## Dataset rows for apps and sites
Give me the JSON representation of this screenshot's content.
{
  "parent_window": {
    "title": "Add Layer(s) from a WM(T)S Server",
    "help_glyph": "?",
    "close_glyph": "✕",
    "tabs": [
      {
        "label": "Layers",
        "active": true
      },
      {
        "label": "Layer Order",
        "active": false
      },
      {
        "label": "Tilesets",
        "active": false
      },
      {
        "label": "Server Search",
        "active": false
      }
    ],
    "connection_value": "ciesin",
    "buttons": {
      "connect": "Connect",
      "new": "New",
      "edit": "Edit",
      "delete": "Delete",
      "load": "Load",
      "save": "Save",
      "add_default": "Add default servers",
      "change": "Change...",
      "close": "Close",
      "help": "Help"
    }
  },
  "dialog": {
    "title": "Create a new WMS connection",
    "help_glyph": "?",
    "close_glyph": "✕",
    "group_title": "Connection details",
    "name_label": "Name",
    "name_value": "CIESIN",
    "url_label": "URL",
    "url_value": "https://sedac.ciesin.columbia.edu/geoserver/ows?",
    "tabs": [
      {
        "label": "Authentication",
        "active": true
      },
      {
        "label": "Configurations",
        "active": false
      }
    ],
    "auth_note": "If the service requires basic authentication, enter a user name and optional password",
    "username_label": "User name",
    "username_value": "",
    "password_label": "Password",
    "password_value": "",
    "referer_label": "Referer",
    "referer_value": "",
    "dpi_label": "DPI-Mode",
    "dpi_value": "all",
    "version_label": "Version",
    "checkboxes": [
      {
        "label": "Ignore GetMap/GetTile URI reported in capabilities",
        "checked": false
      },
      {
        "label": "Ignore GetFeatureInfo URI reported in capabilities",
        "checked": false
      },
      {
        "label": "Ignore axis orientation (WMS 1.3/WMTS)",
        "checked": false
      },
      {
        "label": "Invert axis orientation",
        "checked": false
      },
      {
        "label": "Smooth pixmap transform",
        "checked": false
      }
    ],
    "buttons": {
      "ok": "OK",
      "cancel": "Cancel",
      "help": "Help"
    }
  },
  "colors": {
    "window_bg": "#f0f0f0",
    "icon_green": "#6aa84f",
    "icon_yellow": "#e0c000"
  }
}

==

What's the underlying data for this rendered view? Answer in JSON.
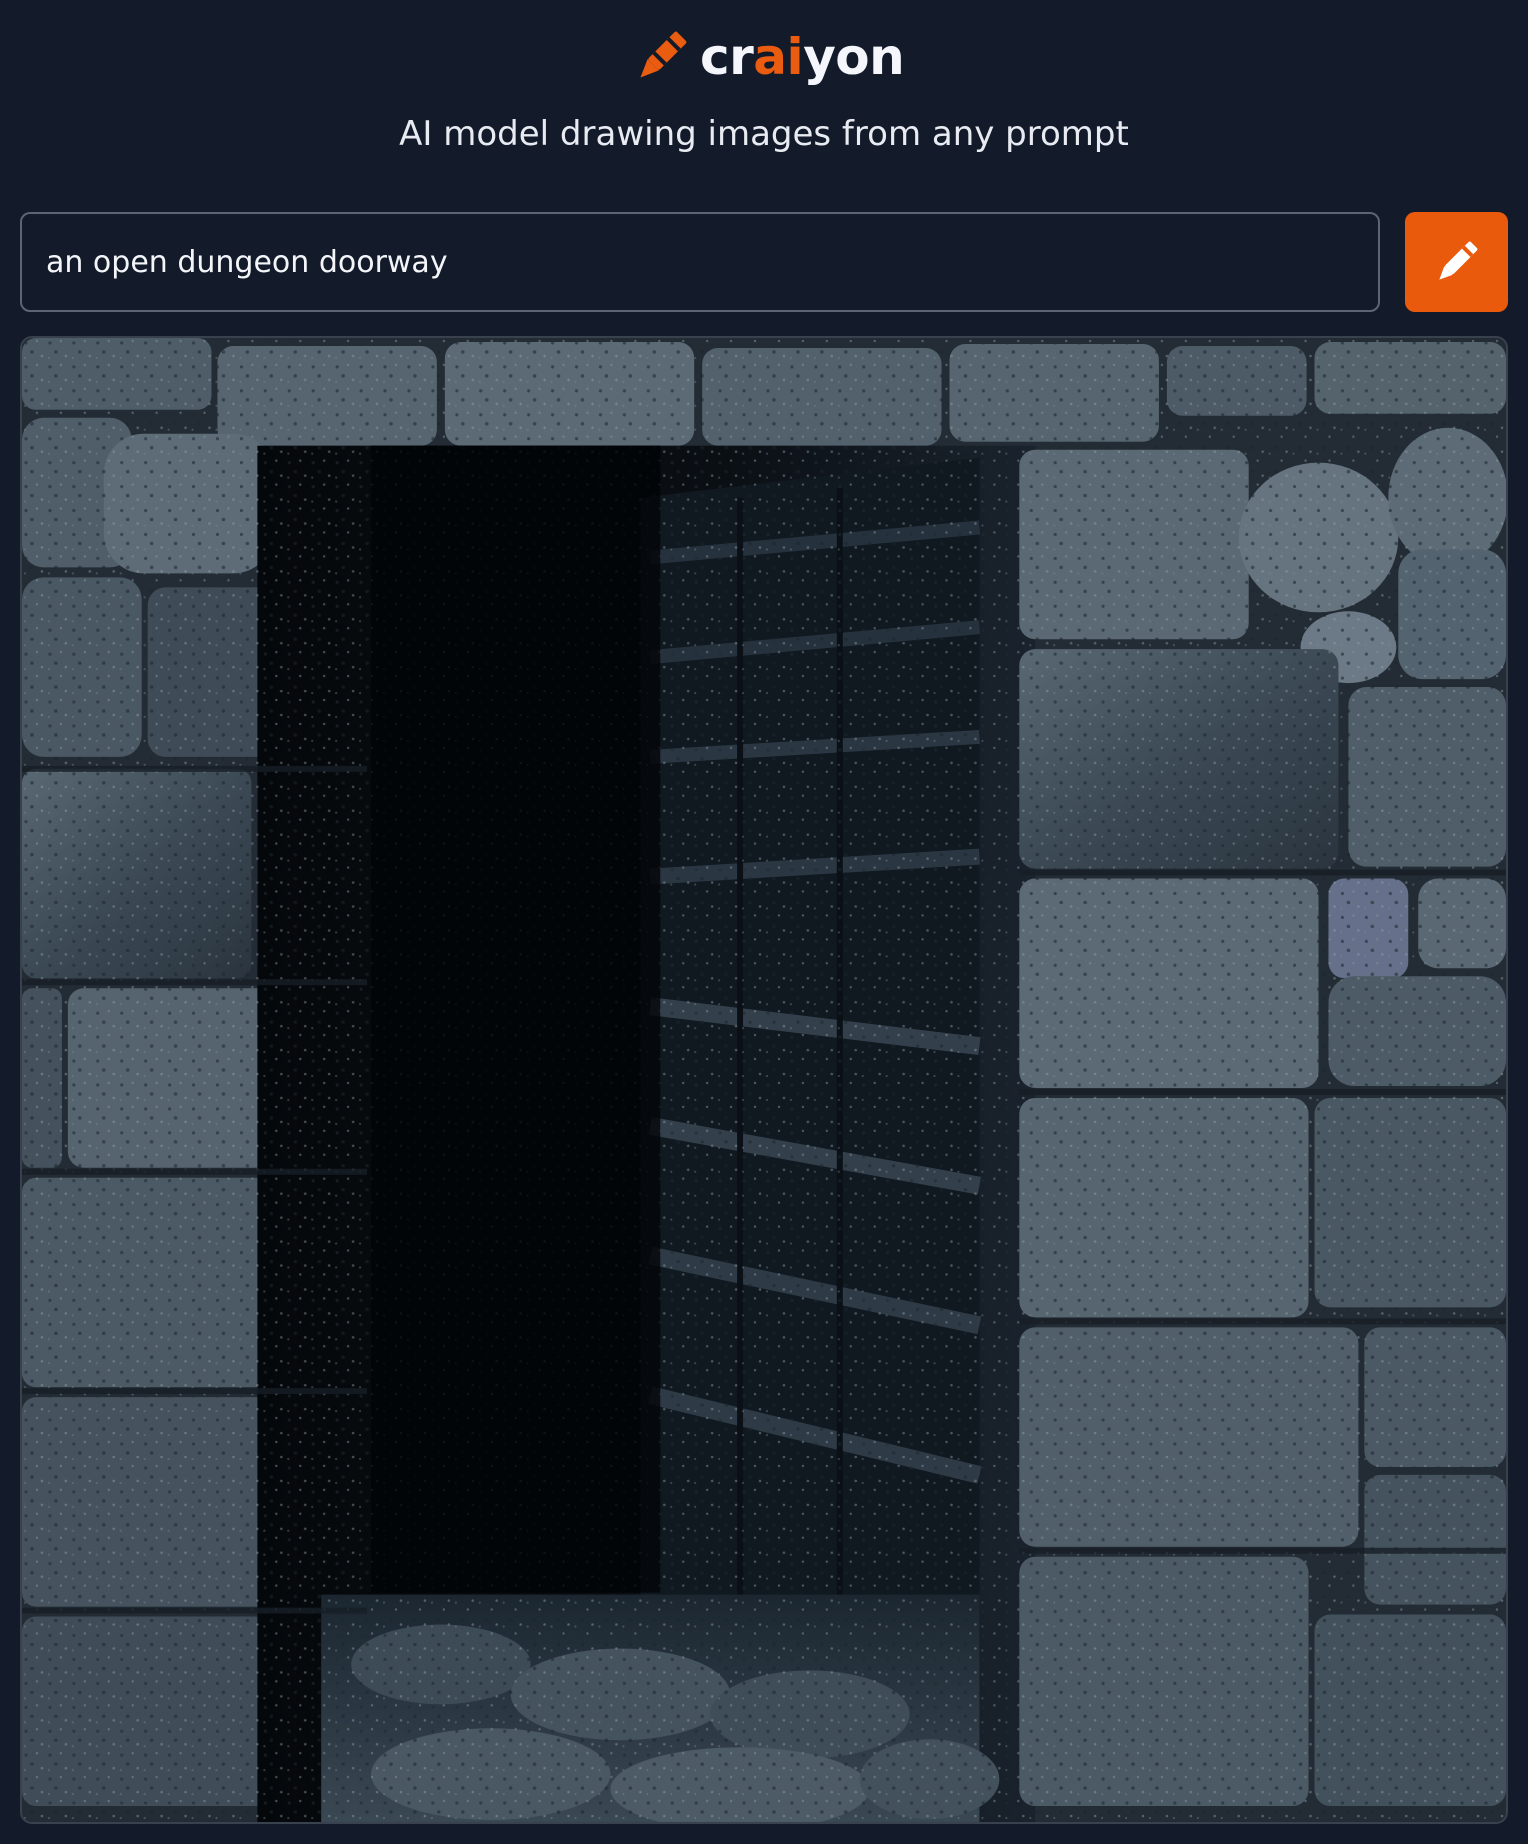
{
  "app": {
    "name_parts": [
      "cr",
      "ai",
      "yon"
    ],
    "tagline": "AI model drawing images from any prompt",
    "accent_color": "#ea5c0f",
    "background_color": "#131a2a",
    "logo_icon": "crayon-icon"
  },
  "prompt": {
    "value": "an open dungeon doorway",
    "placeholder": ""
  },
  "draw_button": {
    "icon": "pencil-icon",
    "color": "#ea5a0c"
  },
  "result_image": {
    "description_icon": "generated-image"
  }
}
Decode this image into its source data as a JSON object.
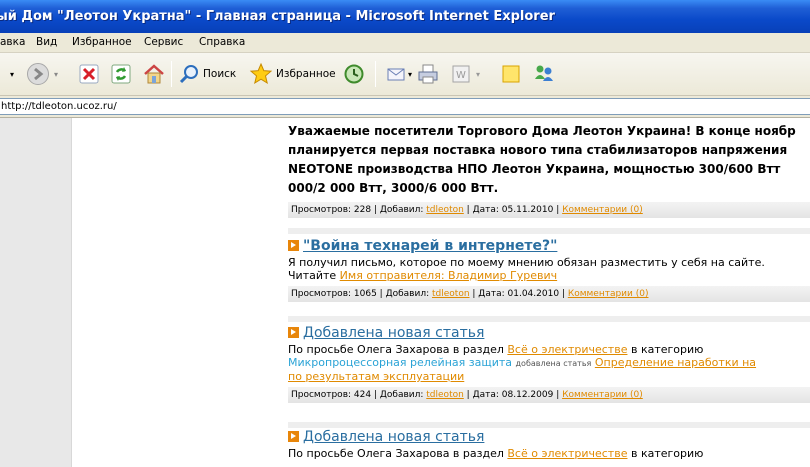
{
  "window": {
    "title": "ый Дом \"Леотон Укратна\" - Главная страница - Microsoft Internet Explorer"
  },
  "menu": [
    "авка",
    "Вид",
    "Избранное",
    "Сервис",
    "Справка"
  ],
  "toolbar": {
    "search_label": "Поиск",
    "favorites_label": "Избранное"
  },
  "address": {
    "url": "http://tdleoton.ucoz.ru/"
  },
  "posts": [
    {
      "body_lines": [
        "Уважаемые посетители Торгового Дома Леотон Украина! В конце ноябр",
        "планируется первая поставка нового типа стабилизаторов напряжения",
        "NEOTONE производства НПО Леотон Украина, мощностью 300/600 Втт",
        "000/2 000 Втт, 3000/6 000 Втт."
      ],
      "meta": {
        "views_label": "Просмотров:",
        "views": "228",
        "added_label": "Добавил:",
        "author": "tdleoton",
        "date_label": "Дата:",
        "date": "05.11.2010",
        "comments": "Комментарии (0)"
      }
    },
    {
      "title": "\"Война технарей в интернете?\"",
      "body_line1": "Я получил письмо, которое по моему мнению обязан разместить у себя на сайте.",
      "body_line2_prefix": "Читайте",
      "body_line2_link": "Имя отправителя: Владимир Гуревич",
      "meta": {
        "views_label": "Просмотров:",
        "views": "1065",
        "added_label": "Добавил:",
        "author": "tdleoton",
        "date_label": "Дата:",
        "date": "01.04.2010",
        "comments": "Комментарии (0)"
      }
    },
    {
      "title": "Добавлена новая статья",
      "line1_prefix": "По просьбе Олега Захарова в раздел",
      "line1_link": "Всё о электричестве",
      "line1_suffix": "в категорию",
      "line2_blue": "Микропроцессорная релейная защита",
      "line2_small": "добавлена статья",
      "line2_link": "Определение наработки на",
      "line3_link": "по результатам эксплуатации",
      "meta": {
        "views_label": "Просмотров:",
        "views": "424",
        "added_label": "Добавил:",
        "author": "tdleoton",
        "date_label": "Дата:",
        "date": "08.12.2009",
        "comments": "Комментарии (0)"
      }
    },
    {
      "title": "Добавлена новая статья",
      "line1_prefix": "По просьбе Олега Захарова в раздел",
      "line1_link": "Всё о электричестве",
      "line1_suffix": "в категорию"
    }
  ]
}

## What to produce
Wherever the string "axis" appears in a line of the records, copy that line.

## Your solution
        "label": "Ignore axis orientation (WMS 1.3/WMTS)",
        "label": "Invert axis orientation",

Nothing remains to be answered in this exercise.